In his address on 44th Foundation Day of the Himachal Pradesh University, Dwivedi referred to youths, educational institutions, increasing reliance on new technologies and Internet and observed that this was "affecting the growth of natural intelligence and limiting the thought process".
Quoting noted American scholar Nicholas Carr, the AICC General Secretary said while there was a need to strive for far reaching thoughts and encouraging new thinking process in the present global context, the youths were "falling prey to machine based knowledge, instead of using their brain".
"The people have become like machines, we rely on computers to meditate our understanding of the world and as a consequence our own intelligence flattens into artificial intelligence," he said and cautioned that knowledge and thoughts cannot be manufactured in assembly-line factories, but in human brains. Referring to 100 per cent cut off for admission, Dwivedi wondered if the students scoring 60 or 65 per cent marks were less intelligent than those having scored 100 per cent.
Pleading for the need of change in higher education, he said that it should be made meaningful and capable of acknowledging social and economic changes rather than promoting human beings as machines-which works as par programme set to work and not the real intelligence.
The Union minister for Surface Transport Oscar Fernandes who spoke on 'Indian Secular Democratic Traditions', stressed on the need for strengthening of education system to cater to the needs of the country and to foster values of secularism, democracy, equality, inclusiveness and common well-being.

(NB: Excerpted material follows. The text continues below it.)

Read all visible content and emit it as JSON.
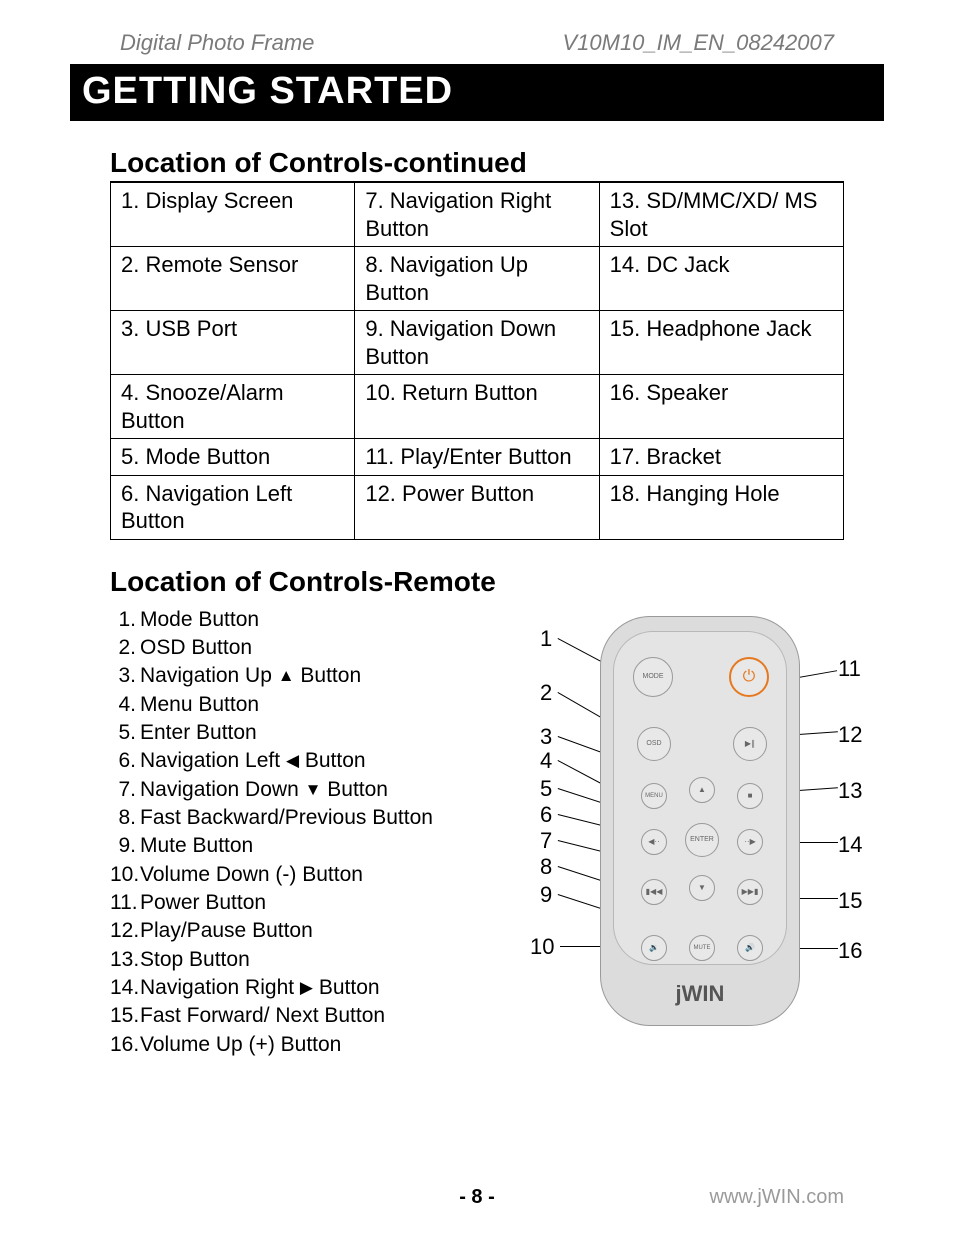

Fernandes said that attaining the goal of education to all has been a major challenge since Independence and problems like child labour, absenteeism from school and a high drop-out rate have been a constant concern. MORE PTI PCL AJR SHS